+++ MATERIAL SHOWN +++

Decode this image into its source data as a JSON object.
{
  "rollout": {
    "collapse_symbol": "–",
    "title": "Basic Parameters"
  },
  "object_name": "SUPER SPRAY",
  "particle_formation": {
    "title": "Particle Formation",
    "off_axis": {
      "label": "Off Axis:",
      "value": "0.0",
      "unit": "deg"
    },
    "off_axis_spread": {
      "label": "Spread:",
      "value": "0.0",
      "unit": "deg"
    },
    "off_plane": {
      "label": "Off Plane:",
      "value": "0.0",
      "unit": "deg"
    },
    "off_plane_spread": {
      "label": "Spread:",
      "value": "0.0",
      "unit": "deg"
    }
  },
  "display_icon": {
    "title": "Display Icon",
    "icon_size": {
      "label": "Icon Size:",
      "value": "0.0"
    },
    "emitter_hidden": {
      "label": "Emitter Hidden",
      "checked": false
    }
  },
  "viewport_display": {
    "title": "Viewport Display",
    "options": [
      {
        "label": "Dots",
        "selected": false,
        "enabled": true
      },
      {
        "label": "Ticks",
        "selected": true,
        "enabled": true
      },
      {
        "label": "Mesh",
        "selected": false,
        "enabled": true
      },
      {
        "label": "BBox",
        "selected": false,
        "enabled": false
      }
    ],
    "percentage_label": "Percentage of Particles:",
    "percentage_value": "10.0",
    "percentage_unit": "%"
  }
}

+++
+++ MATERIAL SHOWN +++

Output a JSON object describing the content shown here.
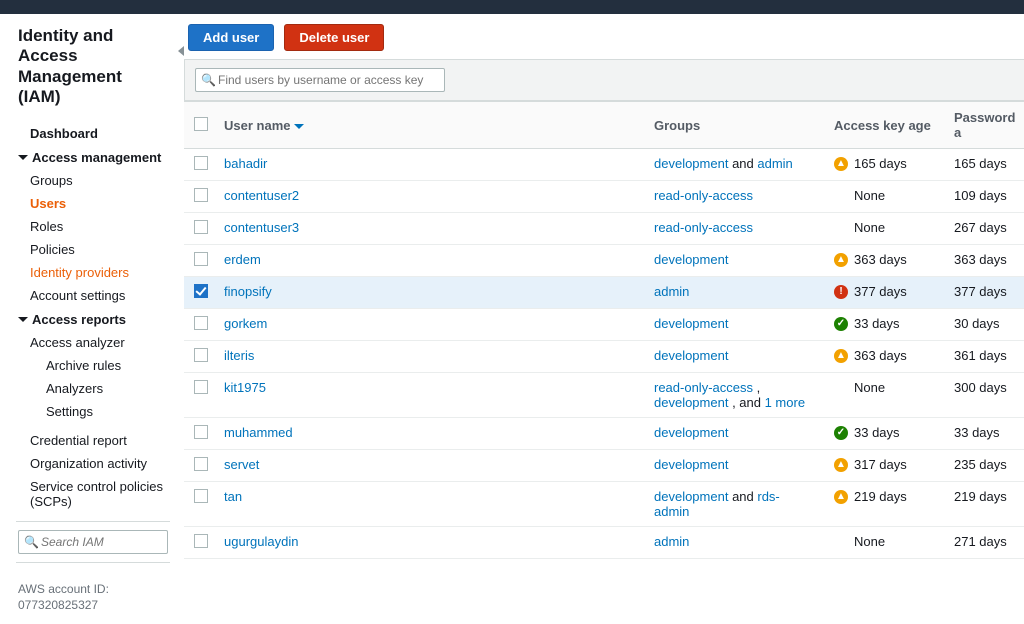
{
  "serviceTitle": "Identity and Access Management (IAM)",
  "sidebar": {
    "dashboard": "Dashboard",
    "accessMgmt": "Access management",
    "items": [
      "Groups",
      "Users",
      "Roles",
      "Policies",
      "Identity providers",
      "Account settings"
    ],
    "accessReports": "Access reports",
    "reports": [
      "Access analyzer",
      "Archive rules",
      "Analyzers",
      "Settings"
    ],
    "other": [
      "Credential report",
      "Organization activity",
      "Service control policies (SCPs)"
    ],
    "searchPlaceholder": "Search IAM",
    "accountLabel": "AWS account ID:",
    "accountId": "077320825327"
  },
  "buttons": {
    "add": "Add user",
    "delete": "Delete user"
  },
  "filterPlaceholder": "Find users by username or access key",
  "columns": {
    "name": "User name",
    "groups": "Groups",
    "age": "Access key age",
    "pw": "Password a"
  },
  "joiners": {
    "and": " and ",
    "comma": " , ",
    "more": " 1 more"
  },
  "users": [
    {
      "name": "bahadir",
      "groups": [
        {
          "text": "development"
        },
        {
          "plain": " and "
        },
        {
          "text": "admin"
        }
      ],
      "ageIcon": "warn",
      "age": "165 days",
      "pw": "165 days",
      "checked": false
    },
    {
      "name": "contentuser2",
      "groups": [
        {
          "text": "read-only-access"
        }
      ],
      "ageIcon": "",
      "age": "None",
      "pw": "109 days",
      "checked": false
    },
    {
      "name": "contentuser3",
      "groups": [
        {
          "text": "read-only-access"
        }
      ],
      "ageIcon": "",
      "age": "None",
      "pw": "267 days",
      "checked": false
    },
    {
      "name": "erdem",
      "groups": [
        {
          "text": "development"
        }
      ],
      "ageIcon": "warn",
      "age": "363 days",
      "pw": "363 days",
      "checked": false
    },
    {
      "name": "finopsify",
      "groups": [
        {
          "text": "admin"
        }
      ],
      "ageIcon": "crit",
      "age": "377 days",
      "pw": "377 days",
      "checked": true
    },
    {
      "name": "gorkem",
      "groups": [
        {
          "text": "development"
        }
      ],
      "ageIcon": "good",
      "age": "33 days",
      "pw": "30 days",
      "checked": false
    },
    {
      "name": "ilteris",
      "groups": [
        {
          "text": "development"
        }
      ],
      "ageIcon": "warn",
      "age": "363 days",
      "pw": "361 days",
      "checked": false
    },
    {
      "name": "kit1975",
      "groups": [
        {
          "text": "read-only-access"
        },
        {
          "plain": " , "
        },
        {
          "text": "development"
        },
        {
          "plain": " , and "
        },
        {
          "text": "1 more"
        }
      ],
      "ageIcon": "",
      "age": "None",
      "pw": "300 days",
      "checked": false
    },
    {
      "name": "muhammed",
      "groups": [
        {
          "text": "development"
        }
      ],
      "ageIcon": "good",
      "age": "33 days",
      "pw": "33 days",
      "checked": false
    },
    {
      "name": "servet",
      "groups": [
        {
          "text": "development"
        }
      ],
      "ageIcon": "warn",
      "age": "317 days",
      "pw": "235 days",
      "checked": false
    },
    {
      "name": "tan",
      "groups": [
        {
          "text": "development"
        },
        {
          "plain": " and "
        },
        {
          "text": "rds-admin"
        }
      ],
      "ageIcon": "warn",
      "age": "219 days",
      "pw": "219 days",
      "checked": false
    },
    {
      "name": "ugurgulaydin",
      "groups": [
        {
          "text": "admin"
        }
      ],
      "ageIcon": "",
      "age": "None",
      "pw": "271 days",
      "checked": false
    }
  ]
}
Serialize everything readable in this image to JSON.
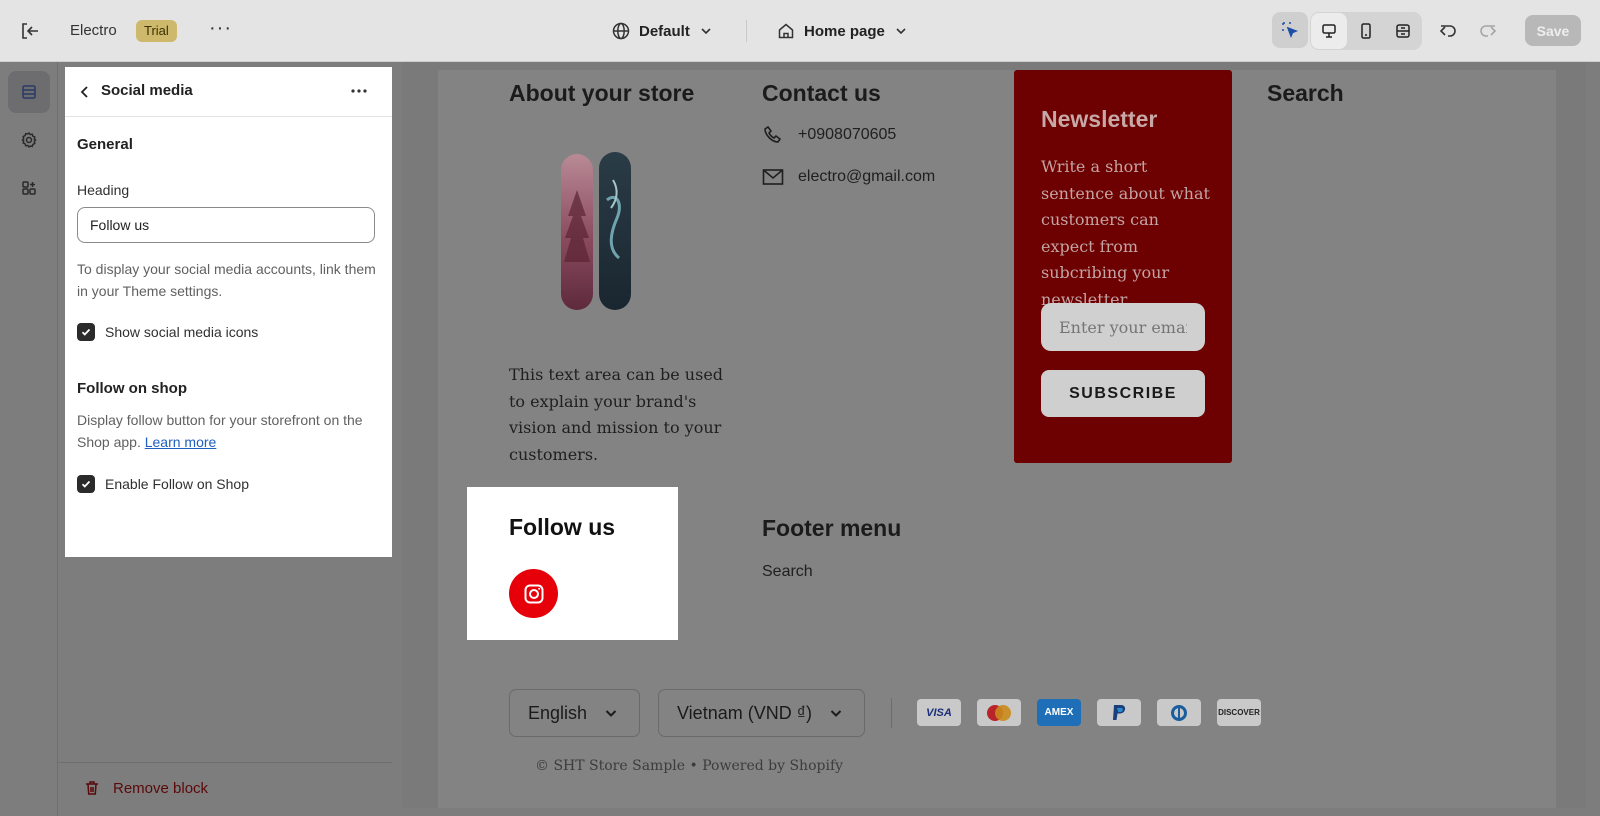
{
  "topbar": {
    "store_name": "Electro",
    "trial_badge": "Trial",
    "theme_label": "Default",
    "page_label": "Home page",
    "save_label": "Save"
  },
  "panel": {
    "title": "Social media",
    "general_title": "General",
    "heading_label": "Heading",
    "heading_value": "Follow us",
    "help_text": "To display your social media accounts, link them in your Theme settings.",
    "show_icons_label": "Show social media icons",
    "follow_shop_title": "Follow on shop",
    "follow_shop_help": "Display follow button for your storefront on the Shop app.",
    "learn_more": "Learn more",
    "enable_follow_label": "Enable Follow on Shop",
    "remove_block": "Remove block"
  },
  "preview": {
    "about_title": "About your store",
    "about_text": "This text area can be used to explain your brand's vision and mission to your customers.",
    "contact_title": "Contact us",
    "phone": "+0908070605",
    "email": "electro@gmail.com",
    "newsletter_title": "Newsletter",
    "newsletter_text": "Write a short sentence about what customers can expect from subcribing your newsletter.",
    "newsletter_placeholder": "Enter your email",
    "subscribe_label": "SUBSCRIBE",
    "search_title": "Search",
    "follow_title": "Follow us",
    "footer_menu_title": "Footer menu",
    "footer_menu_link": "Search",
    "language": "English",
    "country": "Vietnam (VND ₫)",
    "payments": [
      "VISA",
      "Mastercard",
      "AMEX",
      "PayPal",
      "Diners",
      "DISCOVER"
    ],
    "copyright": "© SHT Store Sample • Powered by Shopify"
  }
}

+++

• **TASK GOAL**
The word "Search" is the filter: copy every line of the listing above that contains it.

• **RESPONSE**
    "searchPlaceholder": "Search IAM",
    "search_title": "Search",
    "footer_menu_link": "Search",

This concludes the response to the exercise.